ABOUT THE AUTHOR
Dennis J. Lau is a law enforcement official in Southern California. He completed this paper in conjunction with his course work while pursuing his BA in Criminal Justice Management.
Associated Press . (2007, July 30). ACLU objects to plate scanners in police cruisers. Retrieved March 22, 2009, from The Chronicle-Telegram: http://www.chroniclet.com/2007/07/30/aclu-objects-to-plate-scanners-in-police-cruisers_122/
Coaffee, J. (2004). Rings of Steel, Rings of Concrete and Rings of Confidence: Designing out Terrorism in Central London pre and post September 11th. International Journal of Urban and Regional Research , 28 (1), 201-211.
Engstrom, C. (2008). Mobile License Plate Recognition Systems Assessment Report. Washington D.C.: U.S. Department of Homeland Security.
Gendar, A. (2008, August 12). ACLU sez city plan to scan license plates bum steer. Retrieved March 22, 2009, from NY Daily News: http://www.nydailynews.com/ny_local/2008/08/12/2008-08-12_aclu_sez_city_plan_to_scan_license_plate.html

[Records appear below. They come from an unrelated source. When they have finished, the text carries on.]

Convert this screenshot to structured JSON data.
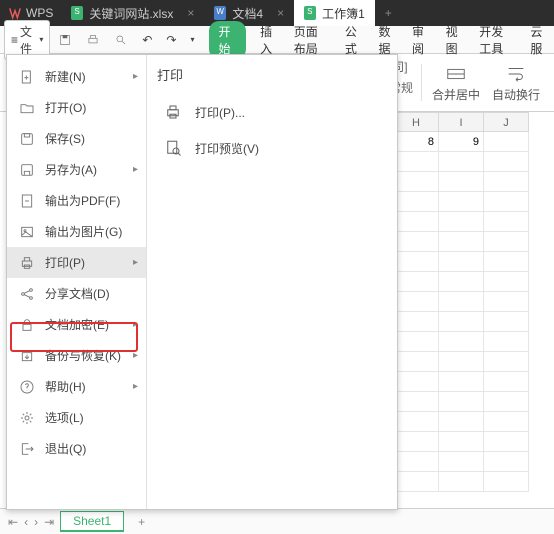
{
  "titlebar": {
    "app_name": "WPS",
    "tabs": [
      {
        "label": "关键词网站.xlsx",
        "type": "sheet"
      },
      {
        "label": "文档4",
        "type": "doc"
      },
      {
        "label": "工作簿1",
        "type": "sheet",
        "active": true
      }
    ],
    "add": "+"
  },
  "toolbar": {
    "file_label": "文件",
    "menus": {
      "start": "开始",
      "insert": "插入",
      "layout": "页面布局",
      "formula": "公式",
      "data": "数据",
      "review": "审阅",
      "view": "视图",
      "dev": "开发工具",
      "cloud": "云服"
    }
  },
  "ribbon": {
    "fmt_row1": "[司]",
    "fmt_row2": "常规",
    "merge": "合并居中",
    "wrap": "自动换行"
  },
  "file_menu": {
    "right_title": "打印",
    "items": {
      "new": "新建(N)",
      "open": "打开(O)",
      "save": "保存(S)",
      "save_as": "另存为(A)",
      "export_pdf": "输出为PDF(F)",
      "export_img": "输出为图片(G)",
      "print": "打印(P)",
      "share": "分享文档(D)",
      "encrypt": "文档加密(E)",
      "backup": "备份与恢复(K)",
      "help": "帮助(H)",
      "options": "选项(L)",
      "exit": "退出(Q)"
    },
    "sub": {
      "print": "打印(P)...",
      "preview": "打印预览(V)"
    }
  },
  "sheet": {
    "cols": [
      "H",
      "I",
      "J"
    ],
    "data": {
      "H": "8",
      "I": "9"
    },
    "tab": "Sheet1",
    "add": "+"
  }
}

Jia, W., He, X., & Piccardi, M. (2004). Automatic License Plate Recognition: A review. Proceedings of the International Conference on Imaging Science, Systems and Technology (pp. 43-48). Las Vegas: CSREA Press.
McKay, J. (2008, April 9). License Plate Recognition Systems Extend the Reach of Patrol Officers. Retrieved March 22, 2009, from Government Technologies: http://www.govtech.com/dc/articles/282014
Plourd, K. (2006, April 18). Camera system aids Long Beach police. Retrieved March 21, 2009, from CSULB Online 49er: http://www.csulb.edu/~d49er/archives/2006/spring/news/v12n104-camera.shtml
Port Orchard Independent - Opinion. (2008, July 30). WSP plan irks terrorists and their enablers. Retrieved March 22, 2009, from Port Orchard Independent: http://www.pnwlocalnews.com/kitsap/poi/opinion/26023824.html
PRNewswire. (2008, November 10). Los Angeles County Advances Public Safety with Federal Signal Technology. Retrieved March 22, 2009, from Officer.com: http://www.officer.com/web/online/Off-The-Wire/Los-Angeles-County-Advances-Public-Safety-with-Federal-Signal-Technology/27$44070
Reuters. (2008, January 15). PIPS Technology Forms License Plate Recognition Industry Consortium. Retrieved March 22, 2009, from Reuters: http://www.reuters.com/article/pressRelease/idUS220179+15-Jan-2008+PRN20080115
Rossetti, M. D. (2001). Applications And Evaluation Of Automated License Plate Reading Systems. Proceedings of the Intelligent Transportation Society of America 11th Annual Meeting and Exposition. Miami.
Senn, P. M. (2008, July 8). Picking Out Plates. Retrieved March 21, 2009, from Officer.com: http://www.officer.com/article/article.jsp?id=30987&siteSection=20